29 Feb Student of the month: Jamal Middleton
Congratulations Jamal Middleton - Student of the Month from Mossy Oaks Elementary School. You are an extraordinary young man and exemplary student.
Letter from Mr. Anderson, Jamal’s teacher:
Every year as teachers on the first day of school we see many new fresh faces, eager to learn, and excited to be at school. And every year, as teachers, we are asked to help each student reach their full potential. By the time January hits, many of those fresh faces are no longer as fresh, and a lot of that eagerness and excitement has slightly diminished as students settle into their routines, and the newness and exhilaration of a new year and teacher have evaporated. At the same time the teachers have come to an understanding of who their students are, and how to help them reach their full potential. This year has been no different, with the exception of one student, Jamel Middleton.
At the beginning of the year, Jamel was a quiet and polite young man, who was excited to start a new year, and every day he was ready to learn, and willing to take on any challenge. After conferencing with him many times in math and writing, reading through his A9 and RTI plans in Enrich, meeting with his mom, and seeing many work samples from Jamel, I thought I had a pretty good understanding of where he was as a student. That understanding was not even close to accurate. What I didn’t understand at the beginning of the year was that Jamel has a determination to be successful beyond any student that I have worked with before.
By September, I realized that Jamel was going to constantly be going above and beyond, and that it was going to be my responsibility to try and keep up. Many times in math, Jamel would hit a road block. We would practice several problems and by the end of our math period he would have a pretty good understanding, but the skill wasn’t quite mastered. I would complement him on his improvement in the skill, but I could tell he was not pleased as he did not master it. The next morning he would come in with 15-20 problems that HE made up, and HE solved all by himself to prove that he did master the skill. Sometimes these problems were written on envelopes, and when I asked why, he explained that he didn’t have any paper at home, and that was all he could find. The only time I heard Jamel say “I give up” is when we worked on subtraction with regrouping, and we had about 10 minutes left in class. He had worked on many problems, and I told him that it was OK to stop for the day because he had worked hard. I asked for him to pick a skill in IXL to continue working on. Five minutes later, Jamel was tapping me on the shoulder wanting me to look at another 2 subtraction problems that he completed…and correctly. This perseverance was very apparent when he went from a 188 on his fall MAP math test, to a 201. His success didn’t just pertain to math. In writing, Jamel has gone from writing 5 lines for an essay, to 5 full paragraphs, and he has gone up 2 levels in his Fountas and Pinnel reading level.
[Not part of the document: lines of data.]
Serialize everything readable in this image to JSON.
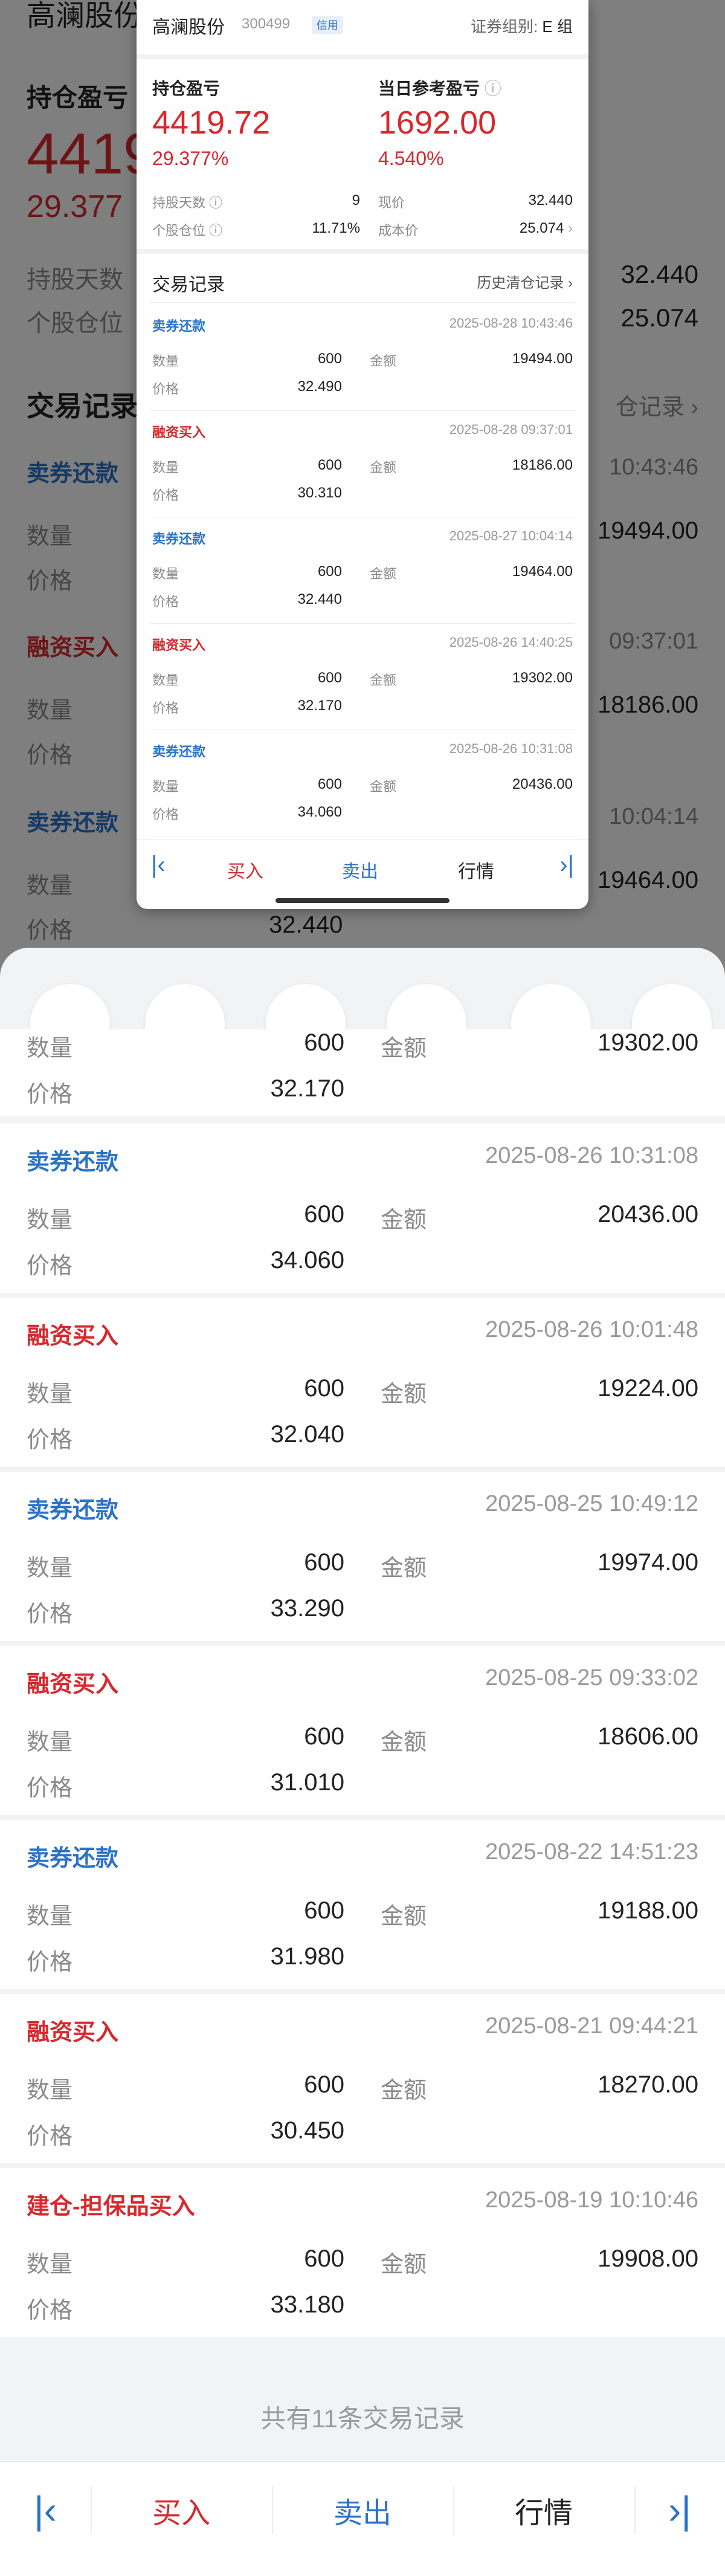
{
  "background": {
    "header_name": "高澜股份",
    "section_label": "持仓盈亏",
    "big_value": "4419",
    "big_pct": "29.377",
    "row1_label": "持股天数",
    "row1_value": "32.440",
    "row2_label": "个股仓位",
    "row2_value": "25.074",
    "trade_title": "交易记录",
    "history_link": "仓记录",
    "records": [
      {
        "type": "卖券还款",
        "time_frag": "10:43:46",
        "qty_label": "数量",
        "price_label": "价格",
        "amount": "19494.00"
      },
      {
        "type": "融资买入",
        "time_frag": "09:37:01",
        "qty_label": "数量",
        "price_label": "价格",
        "amount": "18186.00"
      },
      {
        "type": "卖券还款",
        "time_frag": "10:04:14",
        "qty_label": "数量",
        "price_label": "价格",
        "amount": "19464.00",
        "price": "32.440"
      }
    ]
  },
  "thumbnail": {
    "stock_name": "高澜股份",
    "stock_code": "300499",
    "credit_badge": "信用",
    "group_label": "证券组别:",
    "group_value": "E 组",
    "position_pl_label": "持仓盈亏",
    "position_pl_value": "4419.72",
    "position_pl_pct": "29.377%",
    "daily_pl_label": "当日参考盈亏",
    "daily_pl_value": "1692.00",
    "daily_pl_pct": "4.540%",
    "hold_days_label": "持股天数",
    "hold_days_value": "9",
    "current_price_label": "现价",
    "current_price_value": "32.440",
    "position_ratio_label": "个股仓位",
    "position_ratio_value": "11.71%",
    "cost_label": "成本价",
    "cost_value": "25.074",
    "trade_title": "交易记录",
    "history_link": "历史清仓记录",
    "records": [
      {
        "type": "卖券还款",
        "time": "2025-08-28 10:43:46",
        "qty": "600",
        "amount": "19494.00",
        "price": "32.490"
      },
      {
        "type": "融资买入",
        "time": "2025-08-28 09:37:01",
        "qty": "600",
        "amount": "18186.00",
        "price": "30.310"
      },
      {
        "type": "卖券还款",
        "time": "2025-08-27 10:04:14",
        "qty": "600",
        "amount": "19464.00",
        "price": "32.440"
      },
      {
        "type": "融资买入",
        "time": "2025-08-26 14:40:25",
        "qty": "600",
        "amount": "19302.00",
        "price": "32.170"
      },
      {
        "type": "卖券还款",
        "time": "2025-08-26 10:31:08",
        "qty": "600",
        "amount": "20436.00",
        "price": "34.060"
      }
    ],
    "qty_label": "数量",
    "amount_label": "金额",
    "price_label": "价格",
    "toolbar": {
      "buy": "买入",
      "sell": "卖出",
      "market": "行情"
    }
  },
  "sheet": {
    "partial_record": {
      "qty_label": "数量",
      "qty": "600",
      "amount_label": "金额",
      "amount": "19302.00",
      "price_label": "价格",
      "price": "32.170"
    },
    "records": [
      {
        "type": "卖券还款",
        "color": "#2a72c8",
        "time": "2025-08-26 10:31:08",
        "qty_label": "数量",
        "qty": "600",
        "amount_label": "金额",
        "amount": "20436.00",
        "price_label": "价格",
        "price": "34.060"
      },
      {
        "type": "融资买入",
        "color": "#d8282d",
        "time": "2025-08-26 10:01:48",
        "qty_label": "数量",
        "qty": "600",
        "amount_label": "金额",
        "amount": "19224.00",
        "price_label": "价格",
        "price": "32.040"
      },
      {
        "type": "卖券还款",
        "color": "#2a72c8",
        "time": "2025-08-25 10:49:12",
        "qty_label": "数量",
        "qty": "600",
        "amount_label": "金额",
        "amount": "19974.00",
        "price_label": "价格",
        "price": "33.290"
      },
      {
        "type": "融资买入",
        "color": "#d8282d",
        "time": "2025-08-25 09:33:02",
        "qty_label": "数量",
        "qty": "600",
        "amount_label": "金额",
        "amount": "18606.00",
        "price_label": "价格",
        "price": "31.010"
      },
      {
        "type": "卖券还款",
        "color": "#2a72c8",
        "time": "2025-08-22 14:51:23",
        "qty_label": "数量",
        "qty": "600",
        "amount_label": "金额",
        "amount": "19188.00",
        "price_label": "价格",
        "price": "31.980"
      },
      {
        "type": "融资买入",
        "color": "#d8282d",
        "time": "2025-08-21 09:44:21",
        "qty_label": "数量",
        "qty": "600",
        "amount_label": "金额",
        "amount": "18270.00",
        "price_label": "价格",
        "price": "30.450"
      },
      {
        "type": "建仓-担保品买入",
        "color": "#d8282d",
        "time": "2025-08-19 10:10:46",
        "qty_label": "数量",
        "qty": "600",
        "amount_label": "金额",
        "amount": "19908.00",
        "price_label": "价格",
        "price": "33.180"
      }
    ],
    "summary": "共有11条交易记录",
    "toolbar": {
      "buy": "买入",
      "sell": "卖出",
      "market": "行情"
    },
    "colors": {
      "buy_red": "#d8282d",
      "sell_blue": "#2a72c8"
    }
  }
}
This success is ONLY because of his sheer perseverance to be successful regardless of any obstacles or preconceived notions as to what he can do. But the best part is that on day 94, Jamel is still jumping out of his chair every day to raise his hand to answer as many questions as possible, he is still smiling every day, and eager and excited to take on any new tasks that the day brings. This perseverance is what has helped Jamel far out reach any potential that we could have ever envisioned setting for him, and will continue to light his way to a successful educational career in Beaufort County Schools.